• _YOUR OBJECTIVE_: Please reproduce all entries word for word and omit their pictures.

• _SUPPLIED MATERIAL_:
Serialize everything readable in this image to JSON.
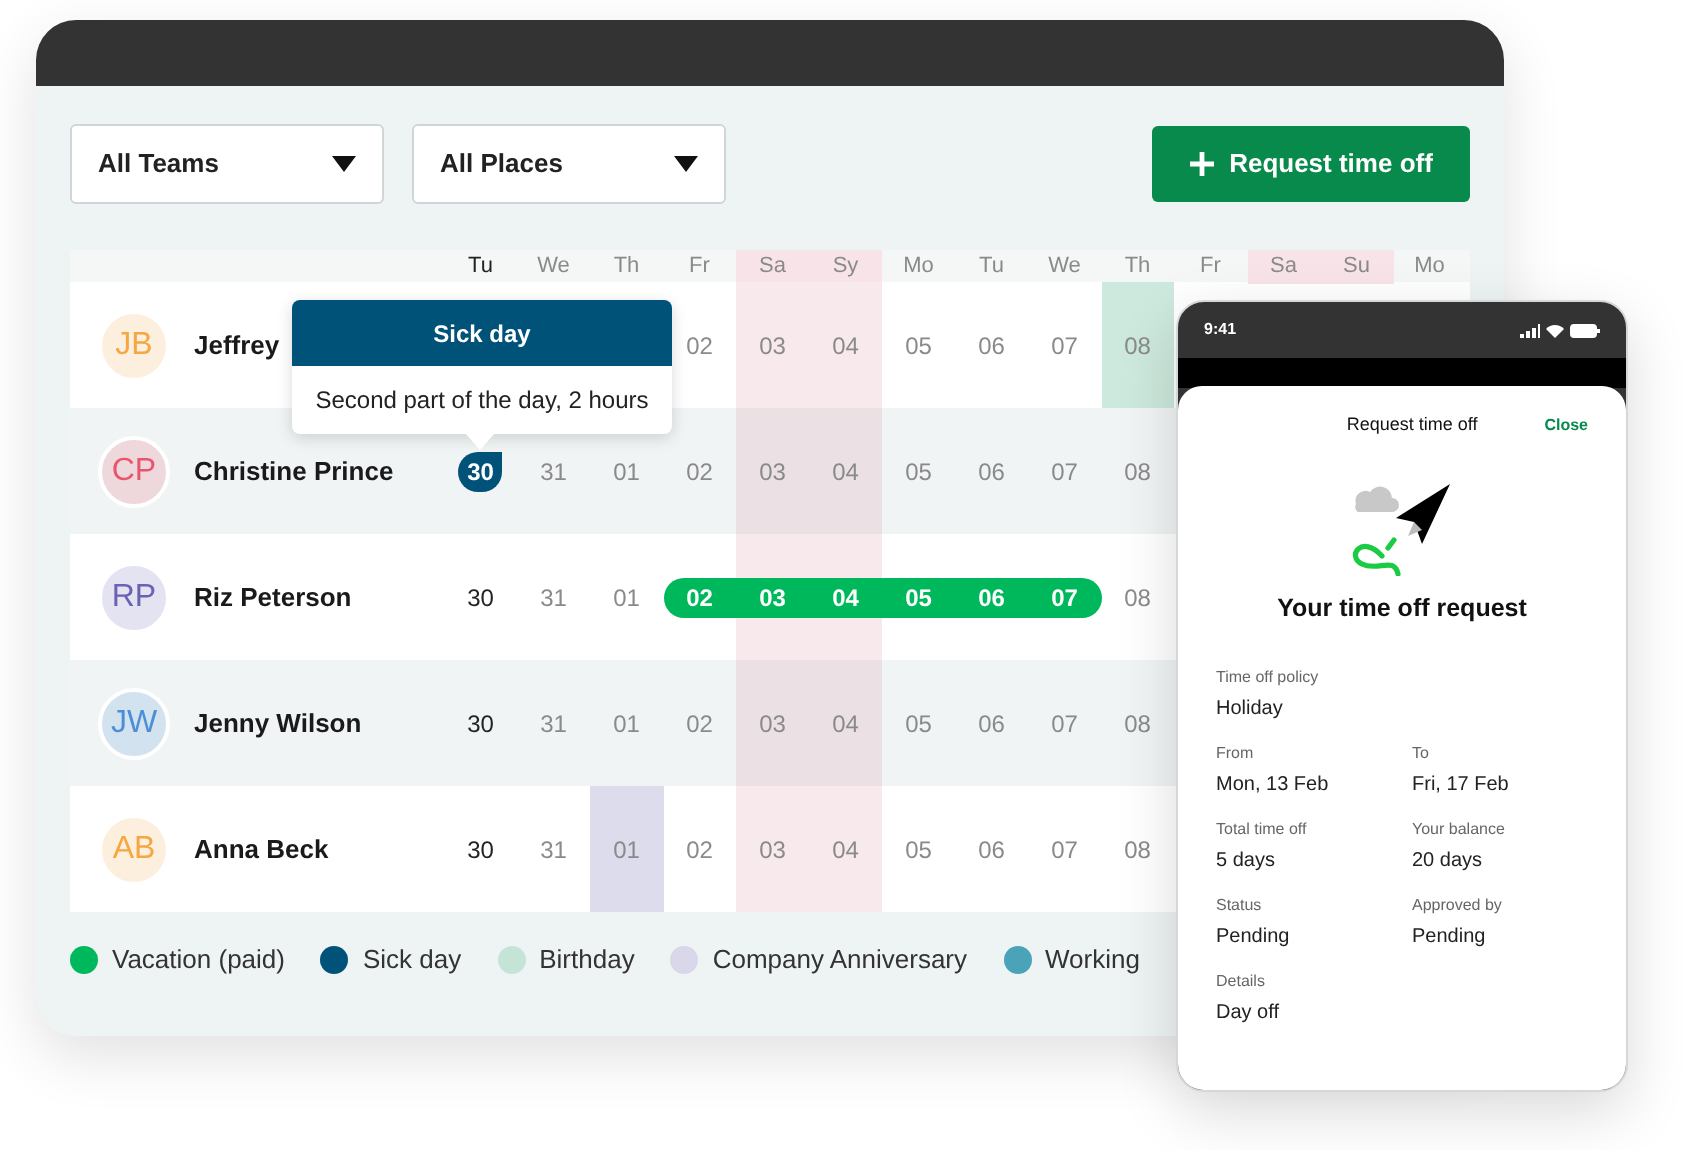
{
  "filters": [
    {
      "label": "All Teams"
    },
    {
      "label": "All Places"
    }
  ],
  "request_button": {
    "label": "Request time off"
  },
  "calendar": {
    "days": [
      {
        "label": "Tu",
        "weekend": false,
        "today": true
      },
      {
        "label": "We",
        "weekend": false,
        "today": false
      },
      {
        "label": "Th",
        "weekend": false,
        "today": false
      },
      {
        "label": "Fr",
        "weekend": false,
        "today": false
      },
      {
        "label": "Sa",
        "weekend": true,
        "today": false
      },
      {
        "label": "Sy",
        "weekend": true,
        "today": false
      },
      {
        "label": "Mo",
        "weekend": false,
        "today": false
      },
      {
        "label": "Tu",
        "weekend": false,
        "today": false
      },
      {
        "label": "We",
        "weekend": false,
        "today": false
      },
      {
        "label": "Th",
        "weekend": false,
        "today": false
      },
      {
        "label": "Fr",
        "weekend": false,
        "today": false
      },
      {
        "label": "Sa",
        "weekend": true,
        "today": false
      },
      {
        "label": "Su",
        "weekend": true,
        "today": false
      },
      {
        "label": "Mo",
        "weekend": false,
        "today": false
      }
    ],
    "rows": [
      {
        "initials": "JB",
        "name": "Jeffrey",
        "color": "#f5a742",
        "days": [
          {
            "text": "02",
            "kind": "plain"
          },
          {
            "text": "03",
            "kind": "plain"
          },
          {
            "text": "04",
            "kind": "plain"
          },
          {
            "text": "05",
            "kind": "plain"
          },
          {
            "text": "06",
            "kind": "plain"
          },
          {
            "text": "07",
            "kind": "plain"
          },
          {
            "text": "08",
            "kind": "birthday"
          }
        ]
      },
      {
        "initials": "CP",
        "name": "Christine Prince",
        "color": "#e8566e",
        "days": [
          {
            "text": "30",
            "kind": "sick"
          },
          {
            "text": "31",
            "kind": "plain"
          },
          {
            "text": "01",
            "kind": "plain"
          },
          {
            "text": "02",
            "kind": "plain"
          },
          {
            "text": "03",
            "kind": "plain"
          },
          {
            "text": "04",
            "kind": "plain"
          },
          {
            "text": "05",
            "kind": "plain"
          },
          {
            "text": "06",
            "kind": "plain"
          },
          {
            "text": "07",
            "kind": "plain"
          },
          {
            "text": "08",
            "kind": "plain"
          }
        ]
      },
      {
        "initials": "RP",
        "name": "Riz Peterson",
        "color": "#6a62b4",
        "days": [
          {
            "text": "30",
            "kind": "plain"
          },
          {
            "text": "31",
            "kind": "plain"
          },
          {
            "text": "01",
            "kind": "plain"
          },
          {
            "text": "02",
            "kind": "vacation"
          },
          {
            "text": "03",
            "kind": "vacation"
          },
          {
            "text": "04",
            "kind": "vacation"
          },
          {
            "text": "05",
            "kind": "vacation"
          },
          {
            "text": "06",
            "kind": "vacation"
          },
          {
            "text": "07",
            "kind": "vacation"
          },
          {
            "text": "08",
            "kind": "plain"
          }
        ]
      },
      {
        "initials": "JW",
        "name": "Jenny Wilson",
        "color": "#4c8fd6",
        "days": [
          {
            "text": "30",
            "kind": "plain"
          },
          {
            "text": "31",
            "kind": "plain"
          },
          {
            "text": "01",
            "kind": "plain"
          },
          {
            "text": "02",
            "kind": "plain"
          },
          {
            "text": "03",
            "kind": "plain"
          },
          {
            "text": "04",
            "kind": "plain"
          },
          {
            "text": "05",
            "kind": "plain"
          },
          {
            "text": "06",
            "kind": "plain"
          },
          {
            "text": "07",
            "kind": "plain"
          },
          {
            "text": "08",
            "kind": "plain"
          }
        ]
      },
      {
        "initials": "AB",
        "name": "Anna Beck",
        "color": "#f5a742",
        "days": [
          {
            "text": "30",
            "kind": "plain"
          },
          {
            "text": "31",
            "kind": "plain"
          },
          {
            "text": "01",
            "kind": "anniversary"
          },
          {
            "text": "02",
            "kind": "plain"
          },
          {
            "text": "03",
            "kind": "plain"
          },
          {
            "text": "04",
            "kind": "plain"
          },
          {
            "text": "05",
            "kind": "plain"
          },
          {
            "text": "06",
            "kind": "plain"
          },
          {
            "text": "07",
            "kind": "plain"
          },
          {
            "text": "08",
            "kind": "plain"
          }
        ]
      }
    ]
  },
  "tooltip": {
    "title": "Sick day",
    "text": "Second part of the day, 2 hours"
  },
  "legend": [
    {
      "label": "Vacation (paid)",
      "color": "#00b85c"
    },
    {
      "label": "Sick day",
      "color": "#005279"
    },
    {
      "label": "Birthday",
      "color": "#c5e3d6"
    },
    {
      "label": "Company Anniversary",
      "color": "#d8d8ea"
    },
    {
      "label": "Working",
      "color": "#4aa3b8"
    }
  ],
  "phone": {
    "time": "9:41",
    "title": "Request time off",
    "close": "Close",
    "heading": "Your time off request",
    "fields": [
      {
        "label": "Time off policy",
        "value": "Holiday",
        "kind": "full"
      },
      {
        "label": "From",
        "value": "Mon, 13 Feb",
        "kind": "half"
      },
      {
        "label": "To",
        "value": "Fri, 17 Feb",
        "kind": "half"
      },
      {
        "label": "Total time off",
        "value": "5 days",
        "kind": "half"
      },
      {
        "label": "Your balance",
        "value": "20 days",
        "kind": "half"
      },
      {
        "label": "Status",
        "value": "Pending",
        "kind": "half"
      },
      {
        "label": "Approved by",
        "value": "Pending",
        "kind": "half"
      },
      {
        "label": "Details",
        "value": "Day off",
        "kind": "full"
      }
    ]
  }
}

• _SOLUTION FOR THIS PROBLEM_:
Serialize everything readable in this image to JSON.
{
  "filters": [
    {
      "label": "All Teams"
    },
    {
      "label": "All Places"
    }
  ],
  "request_button": {
    "label": "Request time off"
  },
  "calendar": {
    "days": [
      {
        "label": "Tu",
        "weekend": false,
        "today": true
      },
      {
        "label": "We",
        "weekend": false,
        "today": false
      },
      {
        "label": "Th",
        "weekend": false,
        "today": false
      },
      {
        "label": "Fr",
        "weekend": false,
        "today": false
      },
      {
        "label": "Sa",
        "weekend": true,
        "today": false
      },
      {
        "label": "Sy",
        "weekend": true,
        "today": false
      },
      {
        "label": "Mo",
        "weekend": false,
        "today": false
      },
      {
        "label": "Tu",
        "weekend": false,
        "today": false
      },
      {
        "label": "We",
        "weekend": false,
        "today": false
      },
      {
        "label": "Th",
        "weekend": false,
        "today": false
      },
      {
        "label": "Fr",
        "weekend": false,
        "today": false
      },
      {
        "label": "Sa",
        "weekend": true,
        "today": false
      },
      {
        "label": "Su",
        "weekend": true,
        "today": false
      },
      {
        "label": "Mo",
        "weekend": false,
        "today": false
      }
    ],
    "rows": [
      {
        "initials": "JB",
        "name": "Jeffrey",
        "color": "#f5a742",
        "days": [
          {
            "text": "02",
            "kind": "plain"
          },
          {
            "text": "03",
            "kind": "plain"
          },
          {
            "text": "04",
            "kind": "plain"
          },
          {
            "text": "05",
            "kind": "plain"
          },
          {
            "text": "06",
            "kind": "plain"
          },
          {
            "text": "07",
            "kind": "plain"
          },
          {
            "text": "08",
            "kind": "birthday"
          }
        ]
      },
      {
        "initials": "CP",
        "name": "Christine Prince",
        "color": "#e8566e",
        "days": [
          {
            "text": "30",
            "kind": "sick"
          },
          {
            "text": "31",
            "kind": "plain"
          },
          {
            "text": "01",
            "kind": "plain"
          },
          {
            "text": "02",
            "kind": "plain"
          },
          {
            "text": "03",
            "kind": "plain"
          },
          {
            "text": "04",
            "kind": "plain"
          },
          {
            "text": "05",
            "kind": "plain"
          },
          {
            "text": "06",
            "kind": "plain"
          },
          {
            "text": "07",
            "kind": "plain"
          },
          {
            "text": "08",
            "kind": "plain"
          }
        ]
      },
      {
        "initials": "RP",
        "name": "Riz Peterson",
        "color": "#6a62b4",
        "days": [
          {
            "text": "30",
            "kind": "plain"
          },
          {
            "text": "31",
            "kind": "plain"
          },
          {
            "text": "01",
            "kind": "plain"
          },
          {
            "text": "02",
            "kind": "vacation"
          },
          {
            "text": "03",
            "kind": "vacation"
          },
          {
            "text": "04",
            "kind": "vacation"
          },
          {
            "text": "05",
            "kind": "vacation"
          },
          {
            "text": "06",
            "kind": "vacation"
          },
          {
            "text": "07",
            "kind": "vacation"
          },
          {
            "text": "08",
            "kind": "plain"
          }
        ]
      },
      {
        "initials": "JW",
        "name": "Jenny Wilson",
        "color": "#4c8fd6",
        "days": [
          {
            "text": "30",
            "kind": "plain"
          },
          {
            "text": "31",
            "kind": "plain"
          },
          {
            "text": "01",
            "kind": "plain"
          },
          {
            "text": "02",
            "kind": "plain"
          },
          {
            "text": "03",
            "kind": "plain"
          },
          {
            "text": "04",
            "kind": "plain"
          },
          {
            "text": "05",
            "kind": "plain"
          },
          {
            "text": "06",
            "kind": "plain"
          },
          {
            "text": "07",
            "kind": "plain"
          },
          {
            "text": "08",
            "kind": "plain"
          }
        ]
      },
      {
        "initials": "AB",
        "name": "Anna Beck",
        "color": "#f5a742",
        "days": [
          {
            "text": "30",
            "kind": "plain"
          },
          {
            "text": "31",
            "kind": "plain"
          },
          {
            "text": "01",
            "kind": "anniversary"
          },
          {
            "text": "02",
            "kind": "plain"
          },
          {
            "text": "03",
            "kind": "plain"
          },
          {
            "text": "04",
            "kind": "plain"
          },
          {
            "text": "05",
            "kind": "plain"
          },
          {
            "text": "06",
            "kind": "plain"
          },
          {
            "text": "07",
            "kind": "plain"
          },
          {
            "text": "08",
            "kind": "plain"
          }
        ]
      }
    ]
  },
  "tooltip": {
    "title": "Sick day",
    "text": "Second part of the day, 2 hours"
  },
  "legend": [
    {
      "label": "Vacation (paid)",
      "color": "#00b85c"
    },
    {
      "label": "Sick day",
      "color": "#005279"
    },
    {
      "label": "Birthday",
      "color": "#c5e3d6"
    },
    {
      "label": "Company Anniversary",
      "color": "#d8d8ea"
    },
    {
      "label": "Working",
      "color": "#4aa3b8"
    }
  ],
  "phone": {
    "time": "9:41",
    "title": "Request time off",
    "close": "Close",
    "heading": "Your time off request",
    "fields": [
      {
        "label": "Time off policy",
        "value": "Holiday",
        "kind": "full"
      },
      {
        "label": "From",
        "value": "Mon, 13 Feb",
        "kind": "half"
      },
      {
        "label": "To",
        "value": "Fri, 17 Feb",
        "kind": "half"
      },
      {
        "label": "Total time off",
        "value": "5 days",
        "kind": "half"
      },
      {
        "label": "Your balance",
        "value": "20 days",
        "kind": "half"
      },
      {
        "label": "Status",
        "value": "Pending",
        "kind": "half"
      },
      {
        "label": "Approved by",
        "value": "Pending",
        "kind": "half"
      },
      {
        "label": "Details",
        "value": "Day off",
        "kind": "full"
      }
    ]
  }
}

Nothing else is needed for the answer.